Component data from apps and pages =
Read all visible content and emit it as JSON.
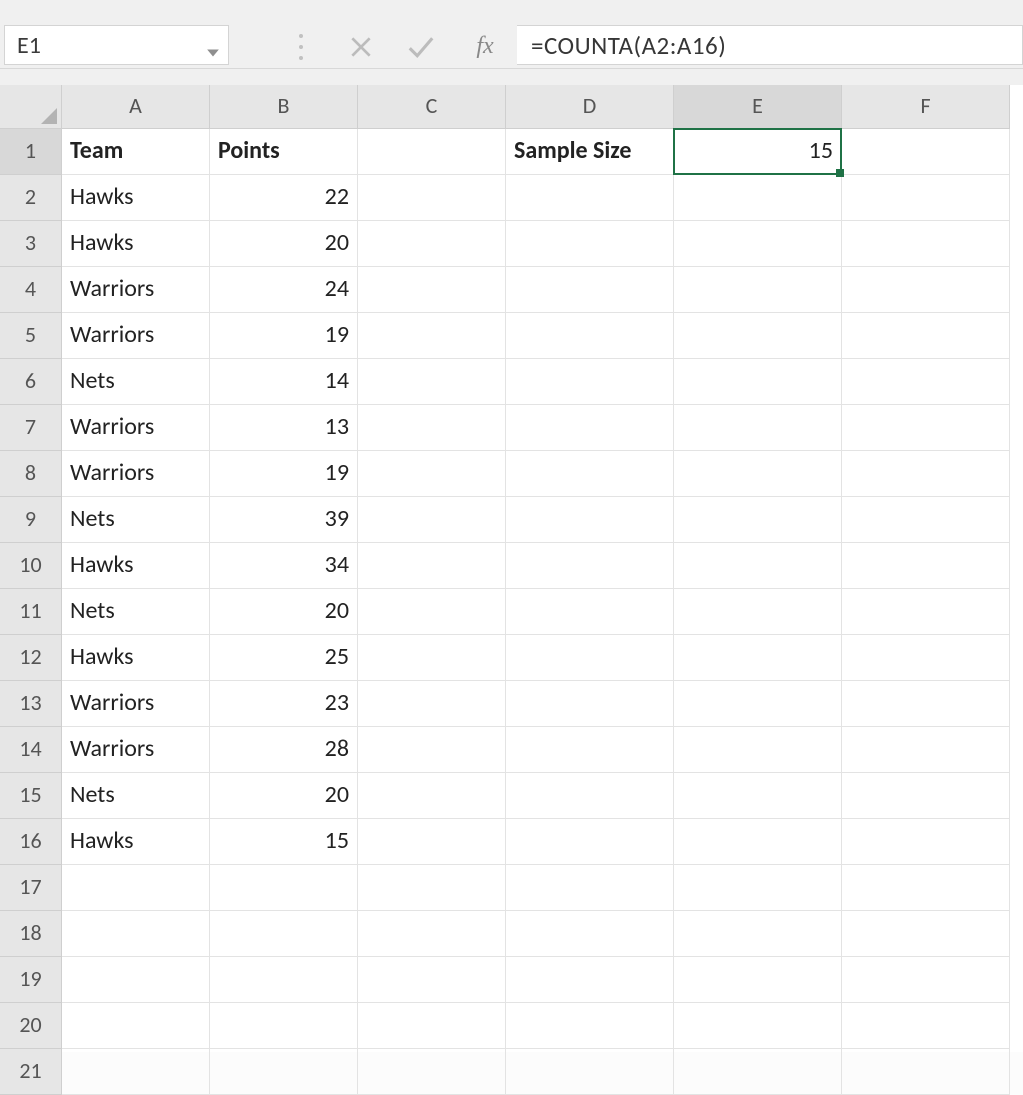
{
  "formula_bar": {
    "name_box": "E1",
    "formula": "=COUNTA(A2:A16)"
  },
  "columns": [
    "A",
    "B",
    "C",
    "D",
    "E",
    "F"
  ],
  "row_numbers": [
    "1",
    "2",
    "3",
    "4",
    "5",
    "6",
    "7",
    "8",
    "9",
    "10",
    "11",
    "12",
    "13",
    "14",
    "15",
    "16",
    "17",
    "18",
    "19",
    "20",
    "21"
  ],
  "active": {
    "col_index": 4,
    "row_index": 0
  },
  "headers": {
    "A": "Team",
    "B": "Points",
    "D": "Sample Size"
  },
  "e1_value": "15",
  "table": [
    {
      "team": "Hawks",
      "points": "22"
    },
    {
      "team": "Hawks",
      "points": "20"
    },
    {
      "team": "Warriors",
      "points": "24"
    },
    {
      "team": "Warriors",
      "points": "19"
    },
    {
      "team": "Nets",
      "points": "14"
    },
    {
      "team": "Warriors",
      "points": "13"
    },
    {
      "team": "Warriors",
      "points": "19"
    },
    {
      "team": "Nets",
      "points": "39"
    },
    {
      "team": "Hawks",
      "points": "34"
    },
    {
      "team": "Nets",
      "points": "20"
    },
    {
      "team": "Hawks",
      "points": "25"
    },
    {
      "team": "Warriors",
      "points": "23"
    },
    {
      "team": "Warriors",
      "points": "28"
    },
    {
      "team": "Nets",
      "points": "20"
    },
    {
      "team": "Hawks",
      "points": "15"
    }
  ],
  "fx_label": "fx"
}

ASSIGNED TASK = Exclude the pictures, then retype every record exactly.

PROBLEM SOLUTION =
Read all visible content and emit it as JSON.
{
  "formula_bar": {
    "name_box": "E1",
    "formula": "=COUNTA(A2:A16)"
  },
  "columns": [
    "A",
    "B",
    "C",
    "D",
    "E",
    "F"
  ],
  "row_numbers": [
    "1",
    "2",
    "3",
    "4",
    "5",
    "6",
    "7",
    "8",
    "9",
    "10",
    "11",
    "12",
    "13",
    "14",
    "15",
    "16",
    "17",
    "18",
    "19",
    "20",
    "21"
  ],
  "active": {
    "col_index": 4,
    "row_index": 0
  },
  "headers": {
    "A": "Team",
    "B": "Points",
    "D": "Sample Size"
  },
  "e1_value": "15",
  "table": [
    {
      "team": "Hawks",
      "points": "22"
    },
    {
      "team": "Hawks",
      "points": "20"
    },
    {
      "team": "Warriors",
      "points": "24"
    },
    {
      "team": "Warriors",
      "points": "19"
    },
    {
      "team": "Nets",
      "points": "14"
    },
    {
      "team": "Warriors",
      "points": "13"
    },
    {
      "team": "Warriors",
      "points": "19"
    },
    {
      "team": "Nets",
      "points": "39"
    },
    {
      "team": "Hawks",
      "points": "34"
    },
    {
      "team": "Nets",
      "points": "20"
    },
    {
      "team": "Hawks",
      "points": "25"
    },
    {
      "team": "Warriors",
      "points": "23"
    },
    {
      "team": "Warriors",
      "points": "28"
    },
    {
      "team": "Nets",
      "points": "20"
    },
    {
      "team": "Hawks",
      "points": "15"
    }
  ],
  "fx_label": "fx"
}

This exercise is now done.